What is a Mortgage?

A mortgage is a debt instrument typically used as a finance mechanism to purchase real estate. When purchasing a piece of property or a home, new owners typically do not purchase the entire piece of real estate up front. As a mechanism to make a claim on the property while agreement to a set arrangements of payments to purchase it, a mortgage can be initiated. Over a period of several years, the borrower repays the loan, plus interest, until he/she eventually owns the property free and clear. Continue reading...

What are the IRS Guidelines for Filing a Form 4868 Tax Return Extension?

What are the IRS Guidelines for Filing a Form 4868 Tax Return Extension?

IRS Link to Form — Found Here An individual can automatically have their tax return due date extended by 6 months by filing a Form 4868. Tax returns are generally due by April 15, so this gives a person until October 15 to have the 1040 return submitted. This also goes for other tax return forms such as 1040-A and 1040-EZ. Please note that the IRS expects your taxes to be paid by April 18th, using your best-guess at what you owe, in order to avoid additional charges. People often do not have their tax returns completed by April 15, for various reasons. Continue reading...

What is IRS Notice 433 – Interest and Penalty Information?

IRS Link to Notice — Found Here Notice 433 describes penalties and the applicable interest rates for various years of non-payment when corporate taxes are not paid in a timely manner. This does not apply to individuals unless they are incorporated, and is not to be confused with Forms 433-A, -B, -D, or -F which are for individual purposes and concern applications for a Compromise Notice 746 updates the interest rates for more recent years. Continue reading...

What are Bitcoin Mining Pools?

What are Bitcoin Mining Pools?

Individuals who do not have the computing power to compete with large bitcoin mining operations can join a mining pool and split the rewards. Mining pools allow individuals with insufficient computing power to join a mining pool and split the rewards proportionally to the amount of computer power that they contributed.

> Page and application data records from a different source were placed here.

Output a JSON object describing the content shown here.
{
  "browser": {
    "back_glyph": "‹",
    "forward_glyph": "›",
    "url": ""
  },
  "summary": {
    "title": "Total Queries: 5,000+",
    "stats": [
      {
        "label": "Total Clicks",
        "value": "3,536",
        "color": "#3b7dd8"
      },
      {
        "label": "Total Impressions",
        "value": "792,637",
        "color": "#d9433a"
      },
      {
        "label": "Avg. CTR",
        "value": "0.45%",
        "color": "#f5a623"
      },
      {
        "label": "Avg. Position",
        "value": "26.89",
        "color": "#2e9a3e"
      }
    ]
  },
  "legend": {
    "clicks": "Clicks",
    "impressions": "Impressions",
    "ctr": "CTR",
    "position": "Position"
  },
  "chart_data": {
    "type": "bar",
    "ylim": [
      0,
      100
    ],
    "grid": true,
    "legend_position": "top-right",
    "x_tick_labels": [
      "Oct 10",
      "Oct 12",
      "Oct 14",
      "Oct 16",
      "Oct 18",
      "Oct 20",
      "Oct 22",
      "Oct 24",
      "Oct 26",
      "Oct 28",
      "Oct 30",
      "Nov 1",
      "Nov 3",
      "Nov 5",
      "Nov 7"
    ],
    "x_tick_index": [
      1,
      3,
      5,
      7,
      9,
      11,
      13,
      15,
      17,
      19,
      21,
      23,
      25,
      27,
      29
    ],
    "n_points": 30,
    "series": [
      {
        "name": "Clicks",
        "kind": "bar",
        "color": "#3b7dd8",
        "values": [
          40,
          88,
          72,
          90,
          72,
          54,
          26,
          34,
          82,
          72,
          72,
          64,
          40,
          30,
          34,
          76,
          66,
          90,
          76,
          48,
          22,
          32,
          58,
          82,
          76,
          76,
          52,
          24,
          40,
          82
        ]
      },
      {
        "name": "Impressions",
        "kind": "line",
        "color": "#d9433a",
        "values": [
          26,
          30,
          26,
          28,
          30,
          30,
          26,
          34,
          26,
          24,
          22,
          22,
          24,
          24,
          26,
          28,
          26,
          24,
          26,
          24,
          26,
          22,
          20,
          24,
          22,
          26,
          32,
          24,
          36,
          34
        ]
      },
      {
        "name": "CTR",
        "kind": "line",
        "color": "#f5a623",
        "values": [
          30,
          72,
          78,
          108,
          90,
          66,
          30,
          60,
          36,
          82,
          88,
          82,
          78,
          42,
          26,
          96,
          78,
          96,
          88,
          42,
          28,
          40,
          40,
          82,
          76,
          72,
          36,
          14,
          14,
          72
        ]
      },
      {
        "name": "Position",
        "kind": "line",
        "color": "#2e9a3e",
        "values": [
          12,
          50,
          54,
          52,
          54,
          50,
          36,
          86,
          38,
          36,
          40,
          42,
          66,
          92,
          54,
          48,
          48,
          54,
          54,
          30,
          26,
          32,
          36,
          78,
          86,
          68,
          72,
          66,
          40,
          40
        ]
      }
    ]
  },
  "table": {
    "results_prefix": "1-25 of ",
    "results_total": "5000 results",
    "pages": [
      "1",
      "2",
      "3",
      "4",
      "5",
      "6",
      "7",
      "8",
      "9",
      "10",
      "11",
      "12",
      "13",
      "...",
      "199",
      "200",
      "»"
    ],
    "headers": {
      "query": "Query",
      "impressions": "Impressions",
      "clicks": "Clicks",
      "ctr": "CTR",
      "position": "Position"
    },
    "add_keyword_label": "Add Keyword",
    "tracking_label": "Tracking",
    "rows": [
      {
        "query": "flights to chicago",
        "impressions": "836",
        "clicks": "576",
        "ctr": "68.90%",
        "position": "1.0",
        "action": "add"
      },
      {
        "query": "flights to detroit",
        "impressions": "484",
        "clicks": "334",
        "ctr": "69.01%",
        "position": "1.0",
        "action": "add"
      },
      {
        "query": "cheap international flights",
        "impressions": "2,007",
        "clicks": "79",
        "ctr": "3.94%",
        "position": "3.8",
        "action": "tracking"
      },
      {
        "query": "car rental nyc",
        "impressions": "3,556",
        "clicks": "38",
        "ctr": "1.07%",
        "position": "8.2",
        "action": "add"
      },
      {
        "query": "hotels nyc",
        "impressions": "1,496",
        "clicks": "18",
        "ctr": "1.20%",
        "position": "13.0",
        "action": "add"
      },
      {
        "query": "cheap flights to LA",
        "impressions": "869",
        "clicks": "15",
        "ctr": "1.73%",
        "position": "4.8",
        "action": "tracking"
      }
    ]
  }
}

If a user contributes 3% of the computing power that it took for the pool to solve a block, that user will receive 3% of the reward. Continue reading...